2. Download and save the images to your computer at the highest resolution possible (sometimes you don’t have a choice on the resolution, but most download in a very acceptable size). Recommend you create one folder to save all the pictures in. It will make it easier for printing later.
3. Open the pictures using Microsoft Office Picture Manager. I find this has the best printing options for me, but Picasa or similar programs may work for you.
***Make sure that you select ‘mirror’ printing in your print options so that letters and “humps” go in the direction that you planned out. I made that mistake – - cost me a sheet of the Grafix paper.***
***First print on plain paper, cut the images and plan your layout.***
4. Select the images that you want to print the same size. To get the size effect we got for the dinosaurs, print in “wallet size”.
5. Select the smaller sized images that you want to print. To get the size effect that we got for the dino prints, select “contact sheet”. You can select the number of times that you want the image to print. I printed 15 prints.
6. To print your baby’s name, find a font treatment that you like. Search for free fonts online. Download and install the fonts you like, and ‘write’ the name in MS Word (or similar). Print the name in different font sizes.
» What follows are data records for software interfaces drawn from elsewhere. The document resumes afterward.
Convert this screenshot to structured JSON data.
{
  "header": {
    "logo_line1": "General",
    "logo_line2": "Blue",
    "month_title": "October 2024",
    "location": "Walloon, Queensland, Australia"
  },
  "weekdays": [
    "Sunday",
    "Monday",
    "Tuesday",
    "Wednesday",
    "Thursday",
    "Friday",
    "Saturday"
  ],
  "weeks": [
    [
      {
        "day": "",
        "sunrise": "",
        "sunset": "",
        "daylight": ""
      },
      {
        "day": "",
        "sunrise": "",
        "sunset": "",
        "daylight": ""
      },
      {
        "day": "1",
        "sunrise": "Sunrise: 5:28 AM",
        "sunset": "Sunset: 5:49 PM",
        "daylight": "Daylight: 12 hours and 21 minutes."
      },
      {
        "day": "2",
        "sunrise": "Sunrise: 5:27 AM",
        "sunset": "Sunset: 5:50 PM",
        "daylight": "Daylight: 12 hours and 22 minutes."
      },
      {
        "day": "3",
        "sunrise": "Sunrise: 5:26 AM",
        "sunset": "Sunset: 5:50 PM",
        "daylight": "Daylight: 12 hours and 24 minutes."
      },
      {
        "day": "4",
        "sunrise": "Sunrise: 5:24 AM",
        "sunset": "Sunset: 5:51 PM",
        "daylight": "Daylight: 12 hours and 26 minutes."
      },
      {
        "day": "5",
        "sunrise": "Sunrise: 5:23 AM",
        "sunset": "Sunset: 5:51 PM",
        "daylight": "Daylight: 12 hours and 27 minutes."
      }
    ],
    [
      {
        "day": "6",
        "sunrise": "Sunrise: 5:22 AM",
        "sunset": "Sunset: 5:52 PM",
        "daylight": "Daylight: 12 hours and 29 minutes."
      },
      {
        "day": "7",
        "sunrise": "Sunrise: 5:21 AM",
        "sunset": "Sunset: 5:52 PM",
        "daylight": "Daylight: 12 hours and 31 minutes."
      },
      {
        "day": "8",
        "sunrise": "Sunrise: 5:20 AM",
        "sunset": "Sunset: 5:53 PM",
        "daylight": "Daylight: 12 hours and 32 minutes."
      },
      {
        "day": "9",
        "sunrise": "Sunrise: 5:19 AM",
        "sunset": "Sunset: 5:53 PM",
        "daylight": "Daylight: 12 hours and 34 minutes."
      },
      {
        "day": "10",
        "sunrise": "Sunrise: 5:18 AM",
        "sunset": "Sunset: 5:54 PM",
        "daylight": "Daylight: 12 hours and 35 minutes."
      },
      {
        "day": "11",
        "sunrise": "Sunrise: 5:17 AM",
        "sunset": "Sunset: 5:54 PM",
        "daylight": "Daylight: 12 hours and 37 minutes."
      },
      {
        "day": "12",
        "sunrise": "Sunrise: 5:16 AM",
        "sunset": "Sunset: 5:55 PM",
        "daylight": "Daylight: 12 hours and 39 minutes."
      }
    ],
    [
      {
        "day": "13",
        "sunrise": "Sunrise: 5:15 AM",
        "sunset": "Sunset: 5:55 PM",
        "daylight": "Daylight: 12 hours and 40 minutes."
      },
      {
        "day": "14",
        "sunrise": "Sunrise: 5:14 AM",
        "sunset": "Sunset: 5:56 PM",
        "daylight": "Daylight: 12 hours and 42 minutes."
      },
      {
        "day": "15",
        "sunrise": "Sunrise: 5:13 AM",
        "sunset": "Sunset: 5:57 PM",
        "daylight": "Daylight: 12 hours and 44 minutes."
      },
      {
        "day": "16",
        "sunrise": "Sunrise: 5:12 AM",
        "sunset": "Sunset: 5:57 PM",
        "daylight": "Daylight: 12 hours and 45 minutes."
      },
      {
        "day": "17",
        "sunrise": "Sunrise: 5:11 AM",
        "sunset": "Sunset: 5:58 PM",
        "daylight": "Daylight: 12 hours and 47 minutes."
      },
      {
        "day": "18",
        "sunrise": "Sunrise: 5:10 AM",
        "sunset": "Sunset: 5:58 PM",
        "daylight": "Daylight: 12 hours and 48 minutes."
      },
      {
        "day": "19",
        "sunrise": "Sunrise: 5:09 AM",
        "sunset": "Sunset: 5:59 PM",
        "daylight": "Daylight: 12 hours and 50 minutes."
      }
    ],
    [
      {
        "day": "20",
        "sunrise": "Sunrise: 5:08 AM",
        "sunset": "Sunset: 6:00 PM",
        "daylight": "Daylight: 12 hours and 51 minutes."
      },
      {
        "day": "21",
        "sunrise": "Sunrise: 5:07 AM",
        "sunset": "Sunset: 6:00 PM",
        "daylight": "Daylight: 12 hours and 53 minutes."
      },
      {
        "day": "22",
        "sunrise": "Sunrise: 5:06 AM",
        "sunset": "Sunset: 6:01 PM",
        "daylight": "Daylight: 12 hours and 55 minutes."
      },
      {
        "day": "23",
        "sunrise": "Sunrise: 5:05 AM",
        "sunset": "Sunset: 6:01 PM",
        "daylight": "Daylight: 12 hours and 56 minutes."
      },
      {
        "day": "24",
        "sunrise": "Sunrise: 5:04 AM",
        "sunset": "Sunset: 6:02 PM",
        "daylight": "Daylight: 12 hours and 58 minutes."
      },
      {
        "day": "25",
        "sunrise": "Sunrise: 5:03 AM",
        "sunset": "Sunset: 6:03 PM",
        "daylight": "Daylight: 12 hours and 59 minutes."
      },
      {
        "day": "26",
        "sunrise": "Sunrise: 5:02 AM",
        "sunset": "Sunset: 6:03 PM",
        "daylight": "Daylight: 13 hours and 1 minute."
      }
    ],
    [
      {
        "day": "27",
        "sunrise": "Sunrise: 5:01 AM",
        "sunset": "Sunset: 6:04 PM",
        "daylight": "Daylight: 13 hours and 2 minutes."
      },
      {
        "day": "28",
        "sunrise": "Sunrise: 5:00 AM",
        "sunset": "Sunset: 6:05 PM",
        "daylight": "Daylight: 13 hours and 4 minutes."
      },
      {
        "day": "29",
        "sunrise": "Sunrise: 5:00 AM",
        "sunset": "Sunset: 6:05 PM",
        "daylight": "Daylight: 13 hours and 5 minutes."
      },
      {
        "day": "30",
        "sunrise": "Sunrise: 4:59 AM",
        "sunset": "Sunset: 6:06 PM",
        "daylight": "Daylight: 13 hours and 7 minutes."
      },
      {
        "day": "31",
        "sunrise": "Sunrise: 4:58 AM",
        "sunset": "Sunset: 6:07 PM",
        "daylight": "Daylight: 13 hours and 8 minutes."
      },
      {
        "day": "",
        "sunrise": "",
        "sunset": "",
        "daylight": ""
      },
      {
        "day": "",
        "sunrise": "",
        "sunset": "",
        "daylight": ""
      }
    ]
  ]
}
Our “Lucas-a-saurus” was about a 14 point font.
7. Once you are ready to print on the Grafix paper, cut the images but NOT TOO CLOSE to the edge. Those are the instructions that come with the Grafix paper. I made that mistake and had to reprint a bunch of them. That was lost sheet #2!
8. Follow the instructions carefully for how transfering the images. Remember step 6! Don’t go to step 9 for at least two hours.
***warning: I am NOT crafty and it took me two dumb tried to get the transfer to work. If you haven’t done this before, test it on something else. I used ruined sheet #2 to test this process!
9. Once you are finished, lightly brush on the mod podge. It may look like it isn’t going to be clear, but it really does dry clear. I put the helmet in front of a fan, and let it dry for an hour. I repeated this process again the next day, and did two coats.
***I should do another coat. I can see that the mod podge is starting to wear down, but I plan to replace the design at some point for Halloween, so I’m not going to bother.***
CT would probably yell at me, but I did end up keeping the helmet off for more than an hour, probably closer to 2 1/2, the night I decorated it. I wanted to make sure everything was SUPER dry before Lucas got his little hands on it. Though none of these items are toxic, better safe than sorry. Besides, this was a lot of work.
So I hope this was helpful. Though I’m not crafty, I am pretty good with printing, cropping, etc. so if you need any help at all, follow the blog and leave me a comment. I will gladly help out a fellow “helmet head’!